by Vadim Gerhsteyn
JCUA’s Vadim Gershteyn sat as an observer in Immigration Detention Court as part of the “Court Watch” program. In this article he tells the stories he observed, including fathers separated from their children, trials conducted through computer screens, and detainees with no guaranteed legal representation.
The immigrant experience in the United States is at the foundation of shared history and a place of special importance for the Jewish community. On Monday, November 26, 2012 I attended a Court Watch training that allowed him to be an non-partial observer in Detained Immigrant Courts. The program was set up by the “Sisters of Mercy” and “Sisters and Brothers of Immigrants” in order to allow people to bear witness to the trials and stand in solidarity with detained immigrants. Each year, more than 400,000 immigrants are detained by Immigration and Customs Enforcement (ICE), many of whom have no criminal histories and are being detained on civil charges.
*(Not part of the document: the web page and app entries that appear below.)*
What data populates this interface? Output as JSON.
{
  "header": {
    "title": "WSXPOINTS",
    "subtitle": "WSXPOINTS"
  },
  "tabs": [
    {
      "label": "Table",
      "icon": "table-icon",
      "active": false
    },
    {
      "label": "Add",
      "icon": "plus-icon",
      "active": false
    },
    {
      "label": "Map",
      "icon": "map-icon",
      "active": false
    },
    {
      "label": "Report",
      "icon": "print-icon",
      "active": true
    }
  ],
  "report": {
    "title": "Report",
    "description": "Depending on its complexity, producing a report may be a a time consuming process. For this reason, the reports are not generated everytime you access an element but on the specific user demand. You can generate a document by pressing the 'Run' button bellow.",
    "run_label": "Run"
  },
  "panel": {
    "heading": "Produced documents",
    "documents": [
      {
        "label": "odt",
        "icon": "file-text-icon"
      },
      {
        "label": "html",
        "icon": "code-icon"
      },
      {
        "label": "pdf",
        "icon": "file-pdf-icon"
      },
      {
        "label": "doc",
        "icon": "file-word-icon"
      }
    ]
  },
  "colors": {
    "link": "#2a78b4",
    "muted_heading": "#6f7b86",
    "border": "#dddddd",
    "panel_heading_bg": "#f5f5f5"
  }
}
In one trial, a legal permanent resident (LPR) named Jose was applying for voluntary self-deportation after being arrested with fifteen grams of cocaine, a felony that includes intention to distribute. His wife’s moving testimony told the story of a good husband, caring father of four, and gainfully employed member of the community struggling with drug addiction. Now in drug treatment classes, and despite living in Illinois for over a decade, Jose was facing deportation. The judge gave Jose leniency for self-deportation, which allows him to leave on his own accord and reapply to enter the United States. However, reentry is not guaranteed, and the court may have separated Jose from his family (four of whom are U.S. citizens) due to the disease of addiction.